If you change these settings often, though, you may tire of launching Disk Utility and opening its preferences panel. As an alternative—and with a side bonus of gaining one additional option—you can install a hidden System Preferences panel to make accessing these options a bit easier. There are two ways to install this panel; one requires Terminal, and the other uses just the Finder. If Apple were to update the panel at some point, the Finder method wouldn’t reflect those updates, while the Terminal method always insures you’re seeing the latest version of the panel.
If you’d like the simple Finder solution, navigate to /System/Library/PrivateFrameworks/ DiskImages.framework/Versions/A/Resources. In that folder, you’ll see a file named DiskImages.prefPane. Just double-click it, wait for System Preferences to launch, and then decide whether you’d like to install the panel just for your user, or for all users of the machine. Click Install and you’re done.Read more ...
The Terminal method is also simple, though it looks a lot uglier. To insure that you’re always seeing the newest version of the file, instead of installing it by copying it (which is what the Finder method does), we’ll use Terminal to create a symbolic link (much like an alias in the Finder) between the original and an entry in your user’s Library/PreferencePanes folder. (If you’d like to do this for all users instead, you’d use the top-level Library/PreferencePanes folder.) Just copy and paste this command into Terminal (quit System Preferences first if it’s open):
ln -s /System/Library/PrivateFrameworks/DiskImages.framework/Versions/A/Resources/DiskImages.prefPane ~/Library/PreferencePanes/
Regardless of the method you used, when done, you’ll see the new Disk Images panel in the Other section of System Preferences. The panel simply modifies the settings as shown in Disk Utility’s preferences panel, with one exception.
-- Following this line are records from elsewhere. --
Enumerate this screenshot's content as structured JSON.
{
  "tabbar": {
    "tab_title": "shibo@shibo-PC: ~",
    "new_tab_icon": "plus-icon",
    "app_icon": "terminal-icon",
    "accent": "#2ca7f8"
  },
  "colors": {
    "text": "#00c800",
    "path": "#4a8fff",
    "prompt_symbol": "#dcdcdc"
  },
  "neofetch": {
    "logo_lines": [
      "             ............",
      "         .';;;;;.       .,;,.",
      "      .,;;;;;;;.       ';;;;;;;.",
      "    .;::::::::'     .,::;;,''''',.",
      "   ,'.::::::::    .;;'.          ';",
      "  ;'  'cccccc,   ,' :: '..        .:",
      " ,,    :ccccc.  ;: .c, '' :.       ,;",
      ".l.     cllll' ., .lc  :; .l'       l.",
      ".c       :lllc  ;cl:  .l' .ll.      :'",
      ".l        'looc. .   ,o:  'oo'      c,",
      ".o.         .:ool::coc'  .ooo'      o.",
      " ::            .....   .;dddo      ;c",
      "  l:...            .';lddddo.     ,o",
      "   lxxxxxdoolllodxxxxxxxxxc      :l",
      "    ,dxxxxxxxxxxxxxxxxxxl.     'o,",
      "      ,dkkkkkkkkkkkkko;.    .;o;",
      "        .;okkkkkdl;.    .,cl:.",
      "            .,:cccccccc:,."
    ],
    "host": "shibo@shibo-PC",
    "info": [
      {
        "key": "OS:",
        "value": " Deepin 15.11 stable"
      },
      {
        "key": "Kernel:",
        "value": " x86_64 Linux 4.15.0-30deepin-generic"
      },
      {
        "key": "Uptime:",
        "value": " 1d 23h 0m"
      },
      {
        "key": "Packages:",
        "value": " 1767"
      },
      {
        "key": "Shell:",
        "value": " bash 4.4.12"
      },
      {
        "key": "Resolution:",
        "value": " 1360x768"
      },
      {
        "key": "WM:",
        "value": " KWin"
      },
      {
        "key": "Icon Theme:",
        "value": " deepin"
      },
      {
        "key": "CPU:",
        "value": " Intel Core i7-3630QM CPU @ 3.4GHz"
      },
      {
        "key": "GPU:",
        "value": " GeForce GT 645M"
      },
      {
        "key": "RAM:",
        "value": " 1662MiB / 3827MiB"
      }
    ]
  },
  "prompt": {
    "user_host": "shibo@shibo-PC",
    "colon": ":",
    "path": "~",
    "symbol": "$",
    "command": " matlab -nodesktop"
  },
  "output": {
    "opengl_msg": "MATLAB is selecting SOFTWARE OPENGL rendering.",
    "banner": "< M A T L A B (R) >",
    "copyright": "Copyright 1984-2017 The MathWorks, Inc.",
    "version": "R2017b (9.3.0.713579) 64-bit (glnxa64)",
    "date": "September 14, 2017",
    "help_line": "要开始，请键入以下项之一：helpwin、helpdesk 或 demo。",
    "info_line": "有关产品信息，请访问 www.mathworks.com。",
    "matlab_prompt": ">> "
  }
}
The exception is the new preference labeled Ignore Bad Checksums in the Mounting tab. If enabled, OS X will ignore any checksum errors and mount the disk image; typically, a bad checksum will prevent a disk image from mounting.
I strongly advise that you don’t enable this option, as checksums are at least one level of protection against hacked disk images. However, if you have a disk image that you know isn’t hacked (perhaps it’s one you created yourself), but that seems to be damaged and won’t mount, this setting might (with an emphasis on might) just let you mount it and at least copy some of the data off the image.
If you don’t modify your disk image handling options very often, this hint probably won’t save you a lot of time. But if you do a lot of work with disk images, you may find it useful.